Baby boomers are individuals born between 1946 and 1964, making up approximately 23% of the population in the United States. This generation experienced significant social and economic changes, leading to unique characteristics and values that impact their healthcare needs.
Baby boomers are more likely to have chronic diseases, such as diabetes and heart disease, as well as mental health conditions such as depression and anxiety. They also require more long-term care, either in assisted living facilities or at home. As baby boomers age, their healthcare needs will continue to increase, putting a strain on the healthcare industry.
The healthcare costs for baby boomers are increasing rapidly, with estimates suggesting they will reach $1.2 trillion annually by 2028. As this generation ages and their healthcare needs increase, the cost of healthcare will continue to rise, putting a strain on the healthcare system and potentially leading to higher insurance premiums and out-of-pocket costs for individuals.
The aging baby boomer population is also contributing to a shortage of healthcare workers. As more baby boomers retire, there will be fewer healthcare workers to provide care for the growing number of individuals who need it. This shortage is expected to worsen in the coming years and could lead to decreased access to care for all individuals, not just baby boomers.
To address the growing healthcare needs of baby boomers, there has been a focus on developing technological advancements in healthcare.
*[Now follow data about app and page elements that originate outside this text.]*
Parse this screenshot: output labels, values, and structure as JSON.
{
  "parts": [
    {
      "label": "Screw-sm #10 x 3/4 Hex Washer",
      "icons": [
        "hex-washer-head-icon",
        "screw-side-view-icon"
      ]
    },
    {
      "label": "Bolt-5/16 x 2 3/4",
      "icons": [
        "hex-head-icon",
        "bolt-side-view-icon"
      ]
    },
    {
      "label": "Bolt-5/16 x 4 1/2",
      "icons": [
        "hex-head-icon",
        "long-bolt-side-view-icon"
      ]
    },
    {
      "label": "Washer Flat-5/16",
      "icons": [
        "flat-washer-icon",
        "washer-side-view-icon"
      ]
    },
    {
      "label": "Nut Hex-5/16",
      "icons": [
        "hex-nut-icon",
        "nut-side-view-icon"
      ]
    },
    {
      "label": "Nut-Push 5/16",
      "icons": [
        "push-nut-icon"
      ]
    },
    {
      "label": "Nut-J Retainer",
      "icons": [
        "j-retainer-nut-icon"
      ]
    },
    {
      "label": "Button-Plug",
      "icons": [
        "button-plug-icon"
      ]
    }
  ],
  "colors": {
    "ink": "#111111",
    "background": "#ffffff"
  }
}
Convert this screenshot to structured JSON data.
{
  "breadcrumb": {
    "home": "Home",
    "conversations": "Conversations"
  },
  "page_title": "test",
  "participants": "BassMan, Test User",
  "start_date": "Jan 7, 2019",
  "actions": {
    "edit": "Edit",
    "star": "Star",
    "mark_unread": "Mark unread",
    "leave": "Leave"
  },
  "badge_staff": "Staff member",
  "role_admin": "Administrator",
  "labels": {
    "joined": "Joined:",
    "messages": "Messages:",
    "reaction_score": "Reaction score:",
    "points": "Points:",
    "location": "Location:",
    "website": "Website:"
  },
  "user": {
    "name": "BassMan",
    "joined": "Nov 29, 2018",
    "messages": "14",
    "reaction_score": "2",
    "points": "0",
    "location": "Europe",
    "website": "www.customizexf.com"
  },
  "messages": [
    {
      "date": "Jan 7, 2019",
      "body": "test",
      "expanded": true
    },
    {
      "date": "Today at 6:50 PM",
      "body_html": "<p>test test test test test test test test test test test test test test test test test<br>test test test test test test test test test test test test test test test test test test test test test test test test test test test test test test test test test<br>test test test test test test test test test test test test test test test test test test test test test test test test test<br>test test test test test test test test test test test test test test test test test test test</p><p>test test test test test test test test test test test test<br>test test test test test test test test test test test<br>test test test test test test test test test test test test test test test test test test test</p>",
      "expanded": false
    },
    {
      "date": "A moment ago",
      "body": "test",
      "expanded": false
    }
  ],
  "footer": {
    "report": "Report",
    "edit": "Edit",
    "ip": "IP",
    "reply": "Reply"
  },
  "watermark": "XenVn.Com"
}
These advancements include telemedicine, wearable health monitoring devices, and electronic health records. These technologies can help improve access to care and make healthcare more efficient for both providers and patients.
Healthcare reform programs such as the Affordable Care Act, have also had a significant impact on healthcare in the United States. These policies have expanded access to care for millions of Americans, including baby boomers. However, there have also been changes to Medicare, such as the implementation of the Medicare Access and CHIP Reauthorization Act (MACRA), which could impact the healthcare of baby boomers in the coming years.
The aging baby boomer population is having a significant impact on healthcare in the United States, from rising costs to workforce shortages and the need for technological advancements. Government policies such as Medicare and Medicaid, as well as healthcare reform, will also have an impact on the healthcare of baby boomers. As this generation continues to age, it is important for the healthcare industry to adapt to their changing needs to ensure they receive the care they require.